## Extracted material
——————————

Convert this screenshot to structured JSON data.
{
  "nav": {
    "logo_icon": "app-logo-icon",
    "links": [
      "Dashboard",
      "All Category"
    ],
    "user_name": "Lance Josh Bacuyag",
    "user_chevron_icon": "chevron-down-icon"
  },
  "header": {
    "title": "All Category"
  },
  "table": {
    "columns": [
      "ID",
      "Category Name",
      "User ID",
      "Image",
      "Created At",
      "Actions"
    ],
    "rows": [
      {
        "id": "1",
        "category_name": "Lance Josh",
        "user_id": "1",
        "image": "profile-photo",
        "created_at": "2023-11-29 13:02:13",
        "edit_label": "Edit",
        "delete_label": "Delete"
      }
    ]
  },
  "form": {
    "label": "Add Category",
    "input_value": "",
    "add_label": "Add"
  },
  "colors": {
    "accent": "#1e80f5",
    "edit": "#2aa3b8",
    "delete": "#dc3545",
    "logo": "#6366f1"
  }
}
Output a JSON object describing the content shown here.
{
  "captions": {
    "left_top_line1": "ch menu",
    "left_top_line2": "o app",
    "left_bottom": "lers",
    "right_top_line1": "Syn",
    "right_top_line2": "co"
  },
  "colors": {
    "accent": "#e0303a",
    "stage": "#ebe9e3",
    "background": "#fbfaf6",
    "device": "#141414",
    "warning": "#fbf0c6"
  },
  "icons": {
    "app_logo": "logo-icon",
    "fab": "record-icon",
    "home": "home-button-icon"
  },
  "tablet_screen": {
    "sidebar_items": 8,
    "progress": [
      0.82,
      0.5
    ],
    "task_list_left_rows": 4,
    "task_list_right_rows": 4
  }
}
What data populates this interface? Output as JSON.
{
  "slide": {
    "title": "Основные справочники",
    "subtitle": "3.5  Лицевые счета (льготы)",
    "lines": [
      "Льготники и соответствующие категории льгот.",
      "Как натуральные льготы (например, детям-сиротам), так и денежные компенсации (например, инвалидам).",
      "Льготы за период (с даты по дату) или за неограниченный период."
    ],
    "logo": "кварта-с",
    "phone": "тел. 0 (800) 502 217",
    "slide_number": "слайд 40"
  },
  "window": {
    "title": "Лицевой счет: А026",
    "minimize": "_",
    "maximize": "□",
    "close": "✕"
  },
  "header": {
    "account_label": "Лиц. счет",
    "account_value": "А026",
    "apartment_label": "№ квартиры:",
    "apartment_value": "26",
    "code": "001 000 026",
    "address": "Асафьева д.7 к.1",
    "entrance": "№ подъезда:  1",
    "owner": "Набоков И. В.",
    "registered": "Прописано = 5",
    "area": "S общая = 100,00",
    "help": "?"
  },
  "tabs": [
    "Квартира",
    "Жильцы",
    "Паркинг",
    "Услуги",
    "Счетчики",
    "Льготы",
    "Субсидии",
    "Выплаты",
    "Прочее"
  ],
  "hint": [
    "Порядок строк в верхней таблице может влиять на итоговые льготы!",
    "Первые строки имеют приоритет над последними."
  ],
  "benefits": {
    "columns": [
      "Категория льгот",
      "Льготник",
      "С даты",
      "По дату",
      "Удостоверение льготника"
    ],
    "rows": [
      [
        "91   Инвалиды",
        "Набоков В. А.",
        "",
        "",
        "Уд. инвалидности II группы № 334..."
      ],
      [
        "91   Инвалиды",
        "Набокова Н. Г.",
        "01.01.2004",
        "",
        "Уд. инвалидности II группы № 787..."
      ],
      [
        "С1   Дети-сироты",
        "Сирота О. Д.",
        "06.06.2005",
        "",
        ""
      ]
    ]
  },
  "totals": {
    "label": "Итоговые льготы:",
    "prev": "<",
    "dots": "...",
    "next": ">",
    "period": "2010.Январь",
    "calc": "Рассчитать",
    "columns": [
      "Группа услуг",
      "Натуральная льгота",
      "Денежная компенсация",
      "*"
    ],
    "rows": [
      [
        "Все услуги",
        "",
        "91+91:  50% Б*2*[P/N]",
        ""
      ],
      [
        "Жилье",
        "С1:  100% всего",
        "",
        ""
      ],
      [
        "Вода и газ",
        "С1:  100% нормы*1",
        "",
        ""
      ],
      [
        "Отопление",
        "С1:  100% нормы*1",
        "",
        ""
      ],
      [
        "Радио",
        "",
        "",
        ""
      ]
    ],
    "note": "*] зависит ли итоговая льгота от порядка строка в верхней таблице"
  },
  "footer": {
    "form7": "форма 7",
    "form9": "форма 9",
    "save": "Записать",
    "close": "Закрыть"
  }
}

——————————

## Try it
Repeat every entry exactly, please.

## Task response
Convert this screenshot to structured JSON data.
{
  "nav": {
    "logo_icon": "app-logo-icon",
    "links": [
      "Dashboard",
      "All Category"
    ],
    "user_name": "Lance Josh Bacuyag",
    "user_chevron_icon": "chevron-down-icon"
  },
  "header": {
    "title": "All Category"
  },
  "table": {
    "columns": [
      "ID",
      "Category Name",
      "User ID",
      "Image",
      "Created At",
      "Actions"
    ],
    "rows": [
      {
        "id": "1",
        "category_name": "Lance Josh",
        "user_id": "1",
        "image": "profile-photo",
        "created_at": "2023-11-29 13:02:13",
        "edit_label": "Edit",
        "delete_label": "Delete"
      }
    ]
  },
  "form": {
    "label": "Add Category",
    "input_value": "",
    "add_label": "Add"
  },
  "colors": {
    "accent": "#1e80f5",
    "edit": "#2aa3b8",
    "delete": "#dc3545",
    "logo": "#6366f1"
  }
}
Output a JSON object describing the content shown here.
{
  "captions": {
    "left_top_line1": "ch menu",
    "left_top_line2": "o app",
    "left_bottom": "lers",
    "right_top_line1": "Syn",
    "right_top_line2": "co"
  },
  "colors": {
    "accent": "#e0303a",
    "stage": "#ebe9e3",
    "background": "#fbfaf6",
    "device": "#141414",
    "warning": "#fbf0c6"
  },
  "icons": {
    "app_logo": "logo-icon",
    "fab": "record-icon",
    "home": "home-button-icon"
  },
  "tablet_screen": {
    "sidebar_items": 8,
    "progress": [
      0.82,
      0.5
    ],
    "task_list_left_rows": 4,
    "task_list_right_rows": 4
  }
}
What data populates this interface? Output as JSON.
{
  "slide": {
    "title": "Основные справочники",
    "subtitle": "3.5  Лицевые счета (льготы)",
    "lines": [
      "Льготники и соответствующие категории льгот.",
      "Как натуральные льготы (например, детям-сиротам), так и денежные компенсации (например, инвалидам).",
      "Льготы за период (с даты по дату) или за неограниченный период."
    ],
    "logo": "кварта-с",
    "phone": "тел. 0 (800) 502 217",
    "slide_number": "слайд 40"
  },
  "window": {
    "title": "Лицевой счет: А026",
    "minimize": "_",
    "maximize": "□",
    "close": "✕"
  },
  "header": {
    "account_label": "Лиц. счет",
    "account_value": "А026",
    "apartment_label": "№ квартиры:",
    "apartment_value": "26",
    "code": "001 000 026",
    "address": "Асафьева д.7 к.1",
    "entrance": "№ подъезда:  1",
    "owner": "Набоков И. В.",
    "registered": "Прописано = 5",
    "area": "S общая = 100,00",
    "help": "?"
  },
  "tabs": [
    "Квартира",
    "Жильцы",
    "Паркинг",
    "Услуги",
    "Счетчики",
    "Льготы",
    "Субсидии",
    "Выплаты",
    "Прочее"
  ],
  "hint": [
    "Порядок строк в верхней таблице может влиять на итоговые льготы!",
    "Первые строки имеют приоритет над последними."
  ],
  "benefits": {
    "columns": [
      "Категория льгот",
      "Льготник",
      "С даты",
      "По дату",
      "Удостоверение льготника"
    ],
    "rows": [
      [
        "91   Инвалиды",
        "Набоков В. А.",
        "",
        "",
        "Уд. инвалидности II группы № 334..."
      ],
      [
        "91   Инвалиды",
        "Набокова Н. Г.",
        "01.01.2004",
        "",
        "Уд. инвалидности II группы № 787..."
      ],
      [
        "С1   Дети-сироты",
        "Сирота О. Д.",
        "06.06.2005",
        "",
        ""
      ]
    ]
  },
  "totals": {
    "label": "Итоговые льготы:",
    "prev": "<",
    "dots": "...",
    "next": ">",
    "period": "2010.Январь",
    "calc": "Рассчитать",
    "columns": [
      "Группа услуг",
      "Натуральная льгота",
      "Денежная компенсация",
      "*"
    ],
    "rows": [
      [
        "Все услуги",
        "",
        "91+91:  50% Б*2*[P/N]",
        ""
      ],
      [
        "Жилье",
        "С1:  100% всего",
        "",
        ""
      ],
      [
        "Вода и газ",
        "С1:  100% нормы*1",
        "",
        ""
      ],
      [
        "Отопление",
        "С1:  100% нормы*1",
        "",
        ""
      ],
      [
        "Радио",
        "",
        "",
        ""
      ]
    ],
    "note": "*] зависит ли итоговая льгота от порядка строка в верхней таблице"
  },
  "footer": {
    "form7": "форма 7",
    "form9": "форма 9",
    "save": "Записать",
    "close": "Закрыть"
  }
}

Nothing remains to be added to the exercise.